**** Dataset extract

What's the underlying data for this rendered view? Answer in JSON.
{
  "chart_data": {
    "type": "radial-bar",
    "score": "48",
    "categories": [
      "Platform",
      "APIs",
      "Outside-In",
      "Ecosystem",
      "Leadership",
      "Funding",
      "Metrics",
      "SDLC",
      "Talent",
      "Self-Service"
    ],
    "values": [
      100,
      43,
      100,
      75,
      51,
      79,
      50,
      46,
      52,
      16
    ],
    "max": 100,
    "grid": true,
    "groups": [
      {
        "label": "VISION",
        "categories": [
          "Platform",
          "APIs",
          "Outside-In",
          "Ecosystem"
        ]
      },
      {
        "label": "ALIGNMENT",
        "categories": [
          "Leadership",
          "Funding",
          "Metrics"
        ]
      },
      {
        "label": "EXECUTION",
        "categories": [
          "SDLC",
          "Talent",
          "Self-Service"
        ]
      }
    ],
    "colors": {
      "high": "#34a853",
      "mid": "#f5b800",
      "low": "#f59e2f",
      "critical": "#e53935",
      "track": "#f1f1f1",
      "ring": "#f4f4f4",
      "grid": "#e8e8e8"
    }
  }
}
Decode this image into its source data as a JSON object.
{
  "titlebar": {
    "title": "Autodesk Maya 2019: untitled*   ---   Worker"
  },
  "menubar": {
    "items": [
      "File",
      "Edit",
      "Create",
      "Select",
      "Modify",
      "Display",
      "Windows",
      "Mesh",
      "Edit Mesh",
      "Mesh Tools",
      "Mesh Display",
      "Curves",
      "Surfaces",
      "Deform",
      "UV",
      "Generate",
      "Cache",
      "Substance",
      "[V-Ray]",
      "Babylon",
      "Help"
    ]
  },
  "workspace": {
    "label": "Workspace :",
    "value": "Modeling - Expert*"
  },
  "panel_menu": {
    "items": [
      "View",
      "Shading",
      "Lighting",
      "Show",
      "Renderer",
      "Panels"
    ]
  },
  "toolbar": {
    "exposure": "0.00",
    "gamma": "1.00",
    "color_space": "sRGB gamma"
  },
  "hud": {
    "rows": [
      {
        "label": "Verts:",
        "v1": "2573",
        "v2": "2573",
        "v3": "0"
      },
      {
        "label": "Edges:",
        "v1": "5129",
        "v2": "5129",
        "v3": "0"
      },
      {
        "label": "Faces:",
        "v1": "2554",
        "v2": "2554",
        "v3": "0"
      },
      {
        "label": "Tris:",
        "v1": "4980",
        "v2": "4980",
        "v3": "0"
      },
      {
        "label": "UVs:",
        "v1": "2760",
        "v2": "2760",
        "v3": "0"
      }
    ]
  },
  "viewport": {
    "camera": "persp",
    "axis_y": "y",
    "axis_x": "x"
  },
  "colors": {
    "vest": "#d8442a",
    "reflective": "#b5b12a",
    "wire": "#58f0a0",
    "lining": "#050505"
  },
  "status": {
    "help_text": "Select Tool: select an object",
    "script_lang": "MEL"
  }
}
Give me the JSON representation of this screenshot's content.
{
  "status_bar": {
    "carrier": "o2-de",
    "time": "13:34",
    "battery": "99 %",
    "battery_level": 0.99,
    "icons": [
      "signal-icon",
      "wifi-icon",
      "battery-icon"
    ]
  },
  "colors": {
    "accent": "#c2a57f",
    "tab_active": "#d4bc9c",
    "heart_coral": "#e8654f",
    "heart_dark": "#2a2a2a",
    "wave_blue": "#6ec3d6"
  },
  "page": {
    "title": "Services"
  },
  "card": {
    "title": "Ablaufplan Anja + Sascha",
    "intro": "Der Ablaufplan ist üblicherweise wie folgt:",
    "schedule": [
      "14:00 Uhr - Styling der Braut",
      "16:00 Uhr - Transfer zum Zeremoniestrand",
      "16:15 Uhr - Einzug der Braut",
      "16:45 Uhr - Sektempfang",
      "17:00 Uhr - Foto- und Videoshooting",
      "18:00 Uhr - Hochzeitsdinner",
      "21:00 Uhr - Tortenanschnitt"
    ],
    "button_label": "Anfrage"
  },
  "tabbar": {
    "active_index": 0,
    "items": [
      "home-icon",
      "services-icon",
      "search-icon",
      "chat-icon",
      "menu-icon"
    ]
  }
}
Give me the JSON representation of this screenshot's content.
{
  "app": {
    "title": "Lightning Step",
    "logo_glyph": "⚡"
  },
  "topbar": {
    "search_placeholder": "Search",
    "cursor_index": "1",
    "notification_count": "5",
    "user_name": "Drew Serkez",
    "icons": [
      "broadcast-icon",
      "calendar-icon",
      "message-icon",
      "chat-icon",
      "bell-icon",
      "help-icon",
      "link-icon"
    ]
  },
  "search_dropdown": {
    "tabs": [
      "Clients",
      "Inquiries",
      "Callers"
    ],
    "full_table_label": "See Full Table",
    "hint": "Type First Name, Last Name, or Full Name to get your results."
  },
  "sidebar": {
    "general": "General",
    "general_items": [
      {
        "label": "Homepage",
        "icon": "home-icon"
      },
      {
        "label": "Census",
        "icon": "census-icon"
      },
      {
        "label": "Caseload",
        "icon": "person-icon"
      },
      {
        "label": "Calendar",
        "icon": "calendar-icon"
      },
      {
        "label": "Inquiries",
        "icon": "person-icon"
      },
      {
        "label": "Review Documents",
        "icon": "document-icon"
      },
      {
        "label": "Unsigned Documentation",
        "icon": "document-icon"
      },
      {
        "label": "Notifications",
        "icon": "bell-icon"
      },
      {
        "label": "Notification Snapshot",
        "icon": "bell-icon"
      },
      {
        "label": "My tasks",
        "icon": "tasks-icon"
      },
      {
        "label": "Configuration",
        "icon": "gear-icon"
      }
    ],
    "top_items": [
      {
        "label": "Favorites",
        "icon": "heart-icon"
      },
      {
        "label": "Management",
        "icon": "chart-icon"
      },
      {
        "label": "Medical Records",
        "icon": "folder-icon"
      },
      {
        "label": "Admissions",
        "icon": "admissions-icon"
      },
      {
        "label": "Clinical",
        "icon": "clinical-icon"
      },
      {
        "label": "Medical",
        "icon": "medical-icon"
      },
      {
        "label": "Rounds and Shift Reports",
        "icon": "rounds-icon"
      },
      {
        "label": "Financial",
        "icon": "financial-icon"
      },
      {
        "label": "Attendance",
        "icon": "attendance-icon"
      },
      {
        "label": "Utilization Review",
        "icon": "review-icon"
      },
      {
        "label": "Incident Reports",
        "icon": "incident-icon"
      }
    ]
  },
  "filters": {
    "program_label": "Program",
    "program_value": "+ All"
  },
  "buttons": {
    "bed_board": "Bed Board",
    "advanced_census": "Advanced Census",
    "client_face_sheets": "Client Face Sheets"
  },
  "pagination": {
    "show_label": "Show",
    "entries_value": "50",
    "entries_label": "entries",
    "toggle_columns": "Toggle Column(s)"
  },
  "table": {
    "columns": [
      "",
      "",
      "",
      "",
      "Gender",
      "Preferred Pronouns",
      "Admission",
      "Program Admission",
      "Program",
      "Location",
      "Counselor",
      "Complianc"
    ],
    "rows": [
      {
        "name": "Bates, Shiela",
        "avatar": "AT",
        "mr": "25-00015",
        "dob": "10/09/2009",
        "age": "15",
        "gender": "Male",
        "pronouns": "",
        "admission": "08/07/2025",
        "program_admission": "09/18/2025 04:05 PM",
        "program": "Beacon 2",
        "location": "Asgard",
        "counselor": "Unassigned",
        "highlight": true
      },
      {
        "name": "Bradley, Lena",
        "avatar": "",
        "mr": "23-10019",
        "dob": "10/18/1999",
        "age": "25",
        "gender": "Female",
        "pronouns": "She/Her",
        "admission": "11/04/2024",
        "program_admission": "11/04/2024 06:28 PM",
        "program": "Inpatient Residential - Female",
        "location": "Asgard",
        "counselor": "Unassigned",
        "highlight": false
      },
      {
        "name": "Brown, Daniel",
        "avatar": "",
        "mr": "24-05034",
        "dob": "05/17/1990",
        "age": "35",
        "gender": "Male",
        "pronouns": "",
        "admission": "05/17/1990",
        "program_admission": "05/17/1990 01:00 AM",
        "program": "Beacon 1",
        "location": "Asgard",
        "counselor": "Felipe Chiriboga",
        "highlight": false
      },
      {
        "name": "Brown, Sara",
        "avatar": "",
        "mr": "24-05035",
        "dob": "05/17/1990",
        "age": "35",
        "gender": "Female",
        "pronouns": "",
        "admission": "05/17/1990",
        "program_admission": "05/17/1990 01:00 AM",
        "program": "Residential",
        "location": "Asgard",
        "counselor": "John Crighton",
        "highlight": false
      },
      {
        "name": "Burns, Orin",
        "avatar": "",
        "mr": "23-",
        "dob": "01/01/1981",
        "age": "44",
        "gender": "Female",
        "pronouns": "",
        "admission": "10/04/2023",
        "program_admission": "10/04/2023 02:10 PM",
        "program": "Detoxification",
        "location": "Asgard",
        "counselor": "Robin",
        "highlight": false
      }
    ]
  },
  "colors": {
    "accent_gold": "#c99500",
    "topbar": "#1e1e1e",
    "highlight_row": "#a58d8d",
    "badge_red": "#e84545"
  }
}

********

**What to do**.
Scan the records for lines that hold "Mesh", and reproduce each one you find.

**Solution for this exercise**.
      "Mesh",
      "Edit Mesh",
      "Mesh Tools",
      "Mesh Display",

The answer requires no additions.